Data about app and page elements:
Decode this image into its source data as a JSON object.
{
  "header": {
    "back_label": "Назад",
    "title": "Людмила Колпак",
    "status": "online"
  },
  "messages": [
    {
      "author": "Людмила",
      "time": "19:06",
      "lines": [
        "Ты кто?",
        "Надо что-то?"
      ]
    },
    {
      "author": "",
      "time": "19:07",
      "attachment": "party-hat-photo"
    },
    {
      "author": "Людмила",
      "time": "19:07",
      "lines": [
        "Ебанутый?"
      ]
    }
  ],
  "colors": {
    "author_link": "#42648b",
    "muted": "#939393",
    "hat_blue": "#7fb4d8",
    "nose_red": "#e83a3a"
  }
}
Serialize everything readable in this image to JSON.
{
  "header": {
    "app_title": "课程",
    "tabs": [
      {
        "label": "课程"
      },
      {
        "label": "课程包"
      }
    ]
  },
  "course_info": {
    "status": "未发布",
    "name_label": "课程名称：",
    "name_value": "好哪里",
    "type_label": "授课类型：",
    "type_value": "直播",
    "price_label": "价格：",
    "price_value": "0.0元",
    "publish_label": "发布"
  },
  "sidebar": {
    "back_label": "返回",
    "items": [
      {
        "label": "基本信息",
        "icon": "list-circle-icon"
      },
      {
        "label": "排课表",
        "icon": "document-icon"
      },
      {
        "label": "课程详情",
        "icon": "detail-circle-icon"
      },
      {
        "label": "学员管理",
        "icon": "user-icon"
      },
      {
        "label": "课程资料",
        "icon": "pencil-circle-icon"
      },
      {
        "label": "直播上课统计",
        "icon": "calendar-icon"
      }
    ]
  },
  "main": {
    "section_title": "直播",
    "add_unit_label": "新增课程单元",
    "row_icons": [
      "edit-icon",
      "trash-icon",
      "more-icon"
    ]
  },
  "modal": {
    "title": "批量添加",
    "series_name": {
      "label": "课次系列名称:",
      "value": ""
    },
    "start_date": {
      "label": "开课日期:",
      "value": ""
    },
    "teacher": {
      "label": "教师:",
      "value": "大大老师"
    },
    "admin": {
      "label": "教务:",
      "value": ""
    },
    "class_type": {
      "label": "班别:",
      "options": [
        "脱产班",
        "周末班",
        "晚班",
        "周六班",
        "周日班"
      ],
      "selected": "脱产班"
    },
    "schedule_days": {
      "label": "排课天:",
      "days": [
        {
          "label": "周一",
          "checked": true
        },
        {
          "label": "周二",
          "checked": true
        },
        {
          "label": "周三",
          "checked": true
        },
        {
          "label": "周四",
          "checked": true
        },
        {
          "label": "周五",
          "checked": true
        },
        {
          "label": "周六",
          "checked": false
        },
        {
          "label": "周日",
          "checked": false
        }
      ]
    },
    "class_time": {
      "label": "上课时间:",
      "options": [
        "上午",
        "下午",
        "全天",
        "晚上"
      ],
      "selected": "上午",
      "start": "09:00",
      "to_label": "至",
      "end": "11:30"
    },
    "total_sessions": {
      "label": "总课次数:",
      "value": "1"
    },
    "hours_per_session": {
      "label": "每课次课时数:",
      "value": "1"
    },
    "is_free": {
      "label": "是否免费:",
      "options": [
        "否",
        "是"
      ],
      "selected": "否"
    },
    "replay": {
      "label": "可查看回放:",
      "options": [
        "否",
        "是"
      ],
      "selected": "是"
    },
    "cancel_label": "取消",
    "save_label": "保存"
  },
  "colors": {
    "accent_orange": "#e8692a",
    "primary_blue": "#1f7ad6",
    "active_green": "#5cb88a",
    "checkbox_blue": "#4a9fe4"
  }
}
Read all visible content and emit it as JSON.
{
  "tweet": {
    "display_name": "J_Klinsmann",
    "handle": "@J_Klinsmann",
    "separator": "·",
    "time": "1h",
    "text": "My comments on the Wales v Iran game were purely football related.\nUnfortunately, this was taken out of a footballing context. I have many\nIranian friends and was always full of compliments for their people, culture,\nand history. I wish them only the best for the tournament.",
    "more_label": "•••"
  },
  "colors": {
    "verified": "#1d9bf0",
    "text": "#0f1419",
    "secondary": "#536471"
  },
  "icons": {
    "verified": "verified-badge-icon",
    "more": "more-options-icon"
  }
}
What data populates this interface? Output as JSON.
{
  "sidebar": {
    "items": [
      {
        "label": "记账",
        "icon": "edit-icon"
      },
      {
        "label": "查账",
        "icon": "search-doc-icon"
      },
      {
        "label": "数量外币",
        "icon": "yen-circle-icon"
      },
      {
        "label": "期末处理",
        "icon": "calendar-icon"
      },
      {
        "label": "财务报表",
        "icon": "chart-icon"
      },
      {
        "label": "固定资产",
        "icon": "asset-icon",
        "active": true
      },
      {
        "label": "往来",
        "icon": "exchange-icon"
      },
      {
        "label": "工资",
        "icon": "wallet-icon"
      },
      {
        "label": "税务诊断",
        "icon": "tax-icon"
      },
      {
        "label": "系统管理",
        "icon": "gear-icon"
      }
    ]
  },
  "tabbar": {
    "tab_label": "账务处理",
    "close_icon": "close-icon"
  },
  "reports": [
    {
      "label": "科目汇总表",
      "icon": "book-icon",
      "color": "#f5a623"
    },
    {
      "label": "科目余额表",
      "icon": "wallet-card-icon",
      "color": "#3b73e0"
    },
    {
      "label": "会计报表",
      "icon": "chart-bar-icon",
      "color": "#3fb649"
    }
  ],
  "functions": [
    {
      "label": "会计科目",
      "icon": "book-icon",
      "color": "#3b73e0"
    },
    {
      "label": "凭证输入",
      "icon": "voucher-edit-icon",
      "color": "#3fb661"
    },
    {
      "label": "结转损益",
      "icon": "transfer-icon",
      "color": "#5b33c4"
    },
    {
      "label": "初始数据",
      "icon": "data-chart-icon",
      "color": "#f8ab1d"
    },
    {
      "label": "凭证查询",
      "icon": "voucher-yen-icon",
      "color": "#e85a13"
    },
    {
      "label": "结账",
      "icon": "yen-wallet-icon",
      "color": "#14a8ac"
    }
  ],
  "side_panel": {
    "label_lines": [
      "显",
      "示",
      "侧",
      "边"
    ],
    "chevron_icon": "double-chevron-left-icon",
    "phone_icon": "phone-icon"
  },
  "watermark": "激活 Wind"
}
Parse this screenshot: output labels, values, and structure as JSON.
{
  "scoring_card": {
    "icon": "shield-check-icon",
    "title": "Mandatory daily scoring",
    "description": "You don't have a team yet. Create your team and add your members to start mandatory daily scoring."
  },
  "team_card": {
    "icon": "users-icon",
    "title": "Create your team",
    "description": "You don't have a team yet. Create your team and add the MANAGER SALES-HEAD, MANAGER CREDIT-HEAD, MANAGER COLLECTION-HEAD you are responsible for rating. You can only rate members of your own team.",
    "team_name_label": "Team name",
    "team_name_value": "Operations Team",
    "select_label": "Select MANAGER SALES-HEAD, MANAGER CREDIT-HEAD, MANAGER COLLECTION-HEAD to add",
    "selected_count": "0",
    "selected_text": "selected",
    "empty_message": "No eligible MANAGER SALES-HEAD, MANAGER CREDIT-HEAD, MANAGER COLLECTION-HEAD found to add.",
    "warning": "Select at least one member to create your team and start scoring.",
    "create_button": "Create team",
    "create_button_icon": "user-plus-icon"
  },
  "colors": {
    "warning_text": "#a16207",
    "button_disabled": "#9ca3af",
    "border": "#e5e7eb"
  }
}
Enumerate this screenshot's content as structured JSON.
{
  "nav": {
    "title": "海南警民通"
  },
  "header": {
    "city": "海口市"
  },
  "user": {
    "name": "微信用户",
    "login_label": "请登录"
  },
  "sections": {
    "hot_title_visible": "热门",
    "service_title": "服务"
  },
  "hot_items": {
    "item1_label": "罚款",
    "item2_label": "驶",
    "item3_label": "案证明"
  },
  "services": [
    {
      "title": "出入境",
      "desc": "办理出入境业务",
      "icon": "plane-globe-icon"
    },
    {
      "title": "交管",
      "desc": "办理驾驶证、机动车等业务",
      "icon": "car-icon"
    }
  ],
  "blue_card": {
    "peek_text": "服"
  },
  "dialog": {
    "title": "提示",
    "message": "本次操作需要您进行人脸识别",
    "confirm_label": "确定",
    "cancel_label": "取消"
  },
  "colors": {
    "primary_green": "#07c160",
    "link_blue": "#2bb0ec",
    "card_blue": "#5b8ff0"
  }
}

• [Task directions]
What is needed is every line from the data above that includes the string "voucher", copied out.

• [Answer space]
      "icon": "voucher-edit-icon",
      "icon": "voucher-yen-icon",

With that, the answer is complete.